The non-fiction narrative draws on her own extraordinary and often terrifying nocturnal experiences, personal accounts from others, and representations of sleep disorders in literature and culture.

Her research encompasses sleep disorders such as night terrors, sleepwalking, sleep paralysis, lucid dreams and sleep-related hallucinations – all examples of phenomena known as parasomnias.

She said: “Over the centuries, parasomnias have had a profound effect on the human imagination, shaping both art and literature.

“My research took me into the realms of supernatural and paranormal interpretations, superstition and witchcraft, alien abduction and post-traumatic shock disorder, and, perhaps most disturbingly, even murders being committed by sleeping perpetrators.”

Parasomnias have also been the subject of extensive scientific investigations with many medical theories and treatments recommended over the centuries.

“One of the most astonishing theories I discovered during my research was one doctor’s peculiar assertion that night terrors were caused by a person thinking about arithmetic when drifting off to sleep,” she said.

The book encourages us all to change the way we talk about sleep, arguing there are many benefits to exchanging sleep stories – socially, culturally and in terms of our wellbeing.

Alice said: “In finding examples and case studies from history, as well as being rather brutally honest about my own troubled sleep, I’m hoping to encourage conversations about parasomnias—and for us all to realise that our strange sleep experiences aren’t quite so strange after all.”

Dr Alice Vernon works in the department of English and Creative Writing at Aberystwyth University, where she teaches students the fundamentals of storytelling and researches representations of sleep in science and culture.

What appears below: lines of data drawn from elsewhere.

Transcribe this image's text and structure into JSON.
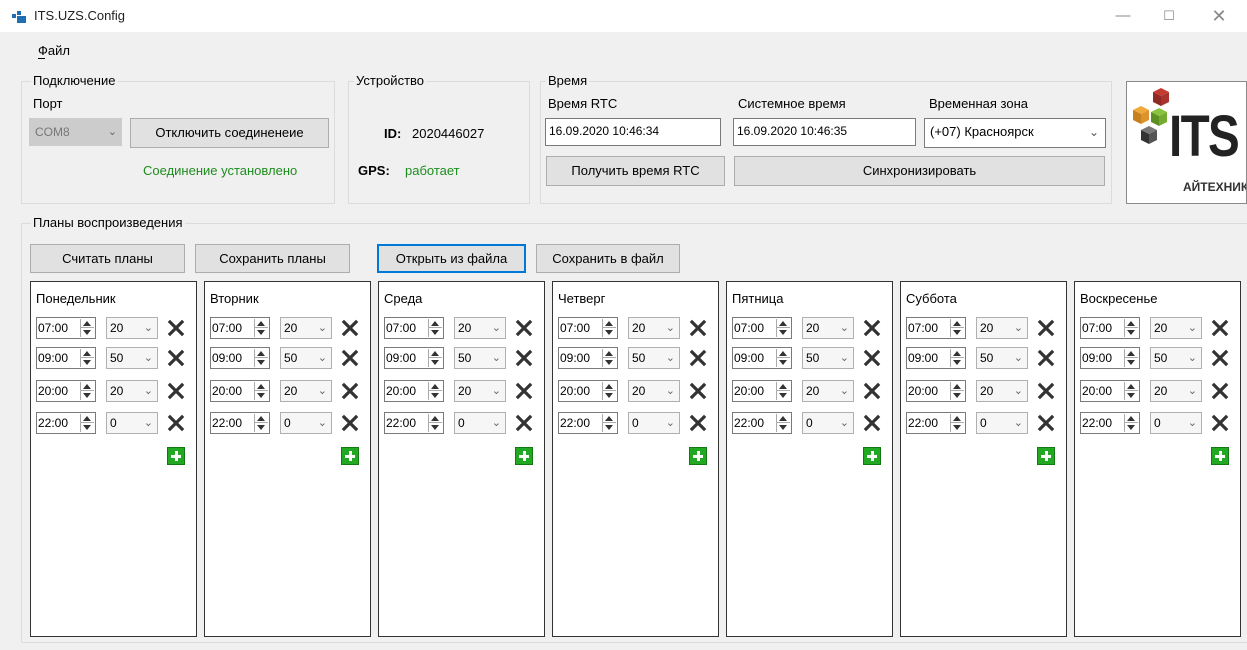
{
  "window": {
    "title": "ITS.UZS.Config"
  },
  "menu": {
    "file": "Файл"
  },
  "connection": {
    "group_title": "Подключение",
    "port_label": "Порт",
    "port_value": "COM8",
    "disconnect_button": "Отключить соединенеие",
    "status_text": "Соединение установлено"
  },
  "device": {
    "group_title": "Устройство",
    "id_label": "ID:",
    "id_value": "2020446027",
    "gps_label": "GPS:",
    "gps_value": "работает"
  },
  "time": {
    "group_title": "Время",
    "rtc_label": "Время RTC",
    "rtc_value": "16.09.2020 10:46:34",
    "system_label": "Системное время",
    "system_value": "16.09.2020 10:46:35",
    "tz_label": "Временная зона",
    "tz_value": "(+07) Красноярск",
    "get_rtc_button": "Получить время RTC",
    "sync_button": "Синхронизировать"
  },
  "logo": {
    "text": "ITS",
    "subtext": "АЙТЕХНИКС"
  },
  "plans": {
    "group_title": "Планы воспроизведения",
    "buttons": {
      "read": "Считать планы",
      "save": "Сохранить планы",
      "open_file": "Открыть из файла",
      "save_file": "Сохранить в файл"
    },
    "days": [
      {
        "name": "Понедельник",
        "entries": [
          {
            "time": "07:00",
            "value": "20"
          },
          {
            "time": "09:00",
            "value": "50"
          },
          {
            "time": "20:00",
            "value": "20"
          },
          {
            "time": "22:00",
            "value": "0"
          }
        ]
      },
      {
        "name": "Вторник",
        "entries": [
          {
            "time": "07:00",
            "value": "20"
          },
          {
            "time": "09:00",
            "value": "50"
          },
          {
            "time": "20:00",
            "value": "20"
          },
          {
            "time": "22:00",
            "value": "0"
          }
        ]
      },
      {
        "name": "Среда",
        "entries": [
          {
            "time": "07:00",
            "value": "20"
          },
          {
            "time": "09:00",
            "value": "50"
          },
          {
            "time": "20:00",
            "value": "20"
          },
          {
            "time": "22:00",
            "value": "0"
          }
        ]
      },
      {
        "name": "Четверг",
        "entries": [
          {
            "time": "07:00",
            "value": "20"
          },
          {
            "time": "09:00",
            "value": "50"
          },
          {
            "time": "20:00",
            "value": "20"
          },
          {
            "time": "22:00",
            "value": "0"
          }
        ]
      },
      {
        "name": "Пятница",
        "entries": [
          {
            "time": "07:00",
            "value": "20"
          },
          {
            "time": "09:00",
            "value": "50"
          },
          {
            "time": "20:00",
            "value": "20"
          },
          {
            "time": "22:00",
            "value": "0"
          }
        ]
      },
      {
        "name": "Суббота",
        "entries": [
          {
            "time": "07:00",
            "value": "20"
          },
          {
            "time": "09:00",
            "value": "50"
          },
          {
            "time": "20:00",
            "value": "20"
          },
          {
            "time": "22:00",
            "value": "0"
          }
        ]
      },
      {
        "name": "Воскресенье",
        "entries": [
          {
            "time": "07:00",
            "value": "20"
          },
          {
            "time": "09:00",
            "value": "50"
          },
          {
            "time": "20:00",
            "value": "20"
          },
          {
            "time": "22:00",
            "value": "0"
          }
        ]
      }
    ]
  },
  "colors": {
    "status_green": "#1e8c1e",
    "add_green": "#22a822",
    "focus_blue": "#0078d7",
    "window_bg": "#f0f0f0"
  }
}
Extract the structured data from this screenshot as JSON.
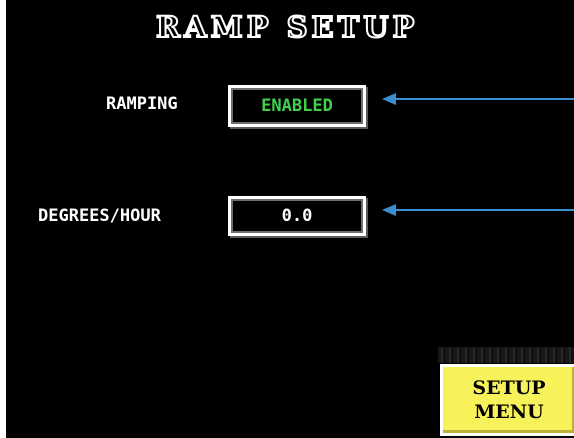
{
  "screen": {
    "title": "RAMP SETUP"
  },
  "ramping": {
    "label": "RAMPING",
    "value": "ENABLED",
    "value_color": "#3fd14a"
  },
  "degrees_per_hour": {
    "label": "DEGREES/HOUR",
    "value": "0.0",
    "value_color": "#ffffff"
  },
  "setup_menu_button": {
    "line1": "SETUP",
    "line2": "MENU",
    "color": "#f7f25a"
  },
  "annotation_color": "#3a8fd0"
}
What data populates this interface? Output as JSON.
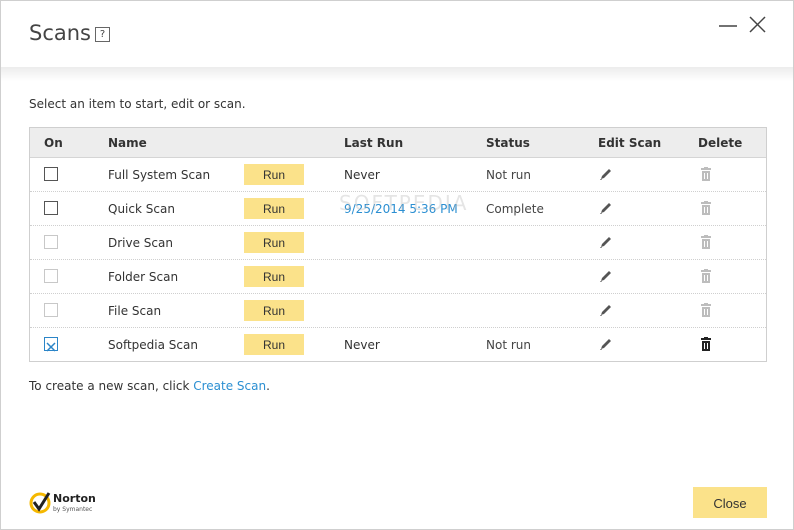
{
  "window": {
    "title": "Scans",
    "help_label": "?"
  },
  "subtitle": "Select an item to start, edit or scan.",
  "table": {
    "headers": {
      "on": "On",
      "name": "Name",
      "last_run": "Last Run",
      "status": "Status",
      "edit": "Edit Scan",
      "delete": "Delete"
    },
    "rows": [
      {
        "checked": false,
        "disabled": false,
        "name": "Full System Scan",
        "run_label": "Run",
        "last_run": "Never",
        "last_run_link": false,
        "status": "Not run",
        "deletable": false
      },
      {
        "checked": false,
        "disabled": false,
        "name": "Quick Scan",
        "run_label": "Run",
        "last_run": "9/25/2014 5:36 PM",
        "last_run_link": true,
        "status": "Complete",
        "deletable": false
      },
      {
        "checked": false,
        "disabled": true,
        "name": "Drive Scan",
        "run_label": "Run",
        "last_run": "",
        "last_run_link": false,
        "status": "",
        "deletable": false
      },
      {
        "checked": false,
        "disabled": true,
        "name": "Folder Scan",
        "run_label": "Run",
        "last_run": "",
        "last_run_link": false,
        "status": "",
        "deletable": false
      },
      {
        "checked": false,
        "disabled": true,
        "name": "File Scan",
        "run_label": "Run",
        "last_run": "",
        "last_run_link": false,
        "status": "",
        "deletable": false
      },
      {
        "checked": true,
        "disabled": false,
        "name": "Softpedia Scan",
        "run_label": "Run",
        "last_run": "Never",
        "last_run_link": false,
        "status": "Not run",
        "deletable": true
      }
    ]
  },
  "footer": {
    "prefix": "To create a new scan, click ",
    "link": "Create Scan",
    "suffix": "."
  },
  "logo": {
    "name": "Norton",
    "sub": "by Symantec"
  },
  "close_label": "Close",
  "watermark": "SOFTPEDIA",
  "colors": {
    "accent_button": "#fbe28a",
    "link": "#2b8fd2",
    "check": "#2b85c8"
  }
}
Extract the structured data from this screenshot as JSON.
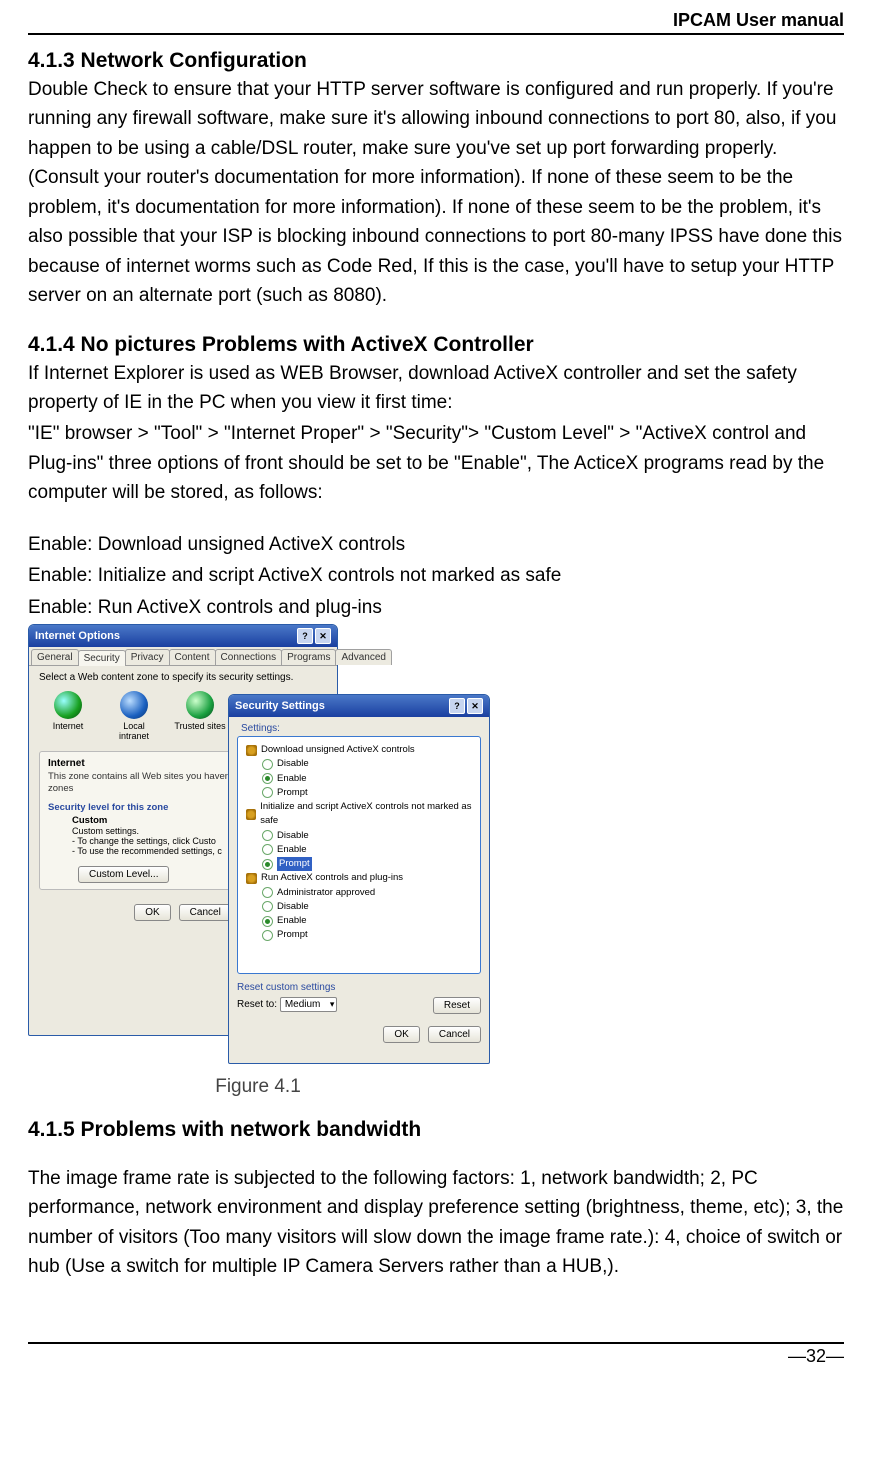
{
  "header": {
    "title": "IPCAM User manual"
  },
  "sections": {
    "s1": {
      "heading": "4.1.3 Network Configuration",
      "para": "Double Check to ensure that your HTTP server software is configured and run properly. If you're running any firewall software, make sure it's allowing inbound connections to port 80, also, if you happen to be using a cable/DSL router, make sure you've set up port forwarding properly. (Consult your router's documentation for more information). If none of these seem to be the problem, it's documentation for more information). If none of these seem to be the problem, it's also possible that your ISP is blocking inbound connections to port 80-many IPSS have done this because of internet worms such as Code Red, If this is the case, you'll have to setup your HTTP server on an alternate port (such as 8080)."
    },
    "s2": {
      "heading": "4.1.4 No pictures Problems with ActiveX Controller",
      "para1": "If Internet Explorer is used as WEB Browser, download ActiveX controller and set the safety property of IE in the PC when you view it first time:",
      "para2": "\"IE\" browser > \"Tool\" > \"Internet Proper\" > \"Security\"> \"Custom Level\" > \"ActiveX control and Plug-ins\" three options of front should be set to be \"Enable\", The ActiceX programs read by the computer will be stored, as follows:",
      "enable1": "Enable: Download unsigned ActiveX controls",
      "enable2": "Enable: Initialize and script ActiveX controls not marked as safe",
      "enable3": "Enable: Run ActiveX controls and plug-ins"
    },
    "s3": {
      "heading": "4.1.5 Problems with network bandwidth",
      "para": "The image frame rate is subjected to the following factors: 1, network bandwidth; 2, PC performance, network environment and display preference setting (brightness, theme, etc); 3, the number of visitors (Too many visitors will slow down the image frame rate.): 4, choice of switch or hub (Use a switch for multiple IP Camera Servers rather than a HUB,)."
    }
  },
  "figure": {
    "caption": "Figure 4.1",
    "io": {
      "title": "Internet Options",
      "tabs": [
        "General",
        "Security",
        "Privacy",
        "Content",
        "Connections",
        "Programs",
        "Advanced"
      ],
      "zone_label": "Select a Web content zone to specify its security settings.",
      "zones": [
        "Internet",
        "Local intranet",
        "Trusted sites"
      ],
      "internet_group_title": "Internet",
      "internet_group_text": "This zone contains all Web sites you haven't placed in other zones",
      "sec_level_label": "Security level for this zone",
      "custom_title": "Custom",
      "custom_sub": "Custom settings.",
      "custom_line1": "- To change the settings, click Custo",
      "custom_line2": "- To use the recommended settings, c",
      "btn_custom": "Custom Level...",
      "btn_ok": "OK",
      "btn_cancel": "Cancel"
    },
    "ss": {
      "title": "Security Settings",
      "settings_label": "Settings:",
      "tree": {
        "n1": "Download unsigned ActiveX controls",
        "n1a": "Disable",
        "n1b": "Enable",
        "n1c": "Prompt",
        "n2": "Initialize and script ActiveX controls not marked as safe",
        "n2a": "Disable",
        "n2b": "Enable",
        "n2c": "Prompt",
        "n3": "Run ActiveX controls and plug-ins",
        "n3a": "Administrator approved",
        "n3b": "Disable",
        "n3c": "Enable",
        "n3d": "Prompt"
      },
      "reset_label": "Reset custom settings",
      "reset_to": "Reset to:",
      "reset_value": "Medium",
      "btn_reset": "Reset",
      "btn_ok": "OK",
      "btn_cancel": "Cancel"
    }
  },
  "footer": {
    "page": "—32—"
  }
}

Night Terrors: Troubled Sleep and the Stories We Tell About It is published by Icon books.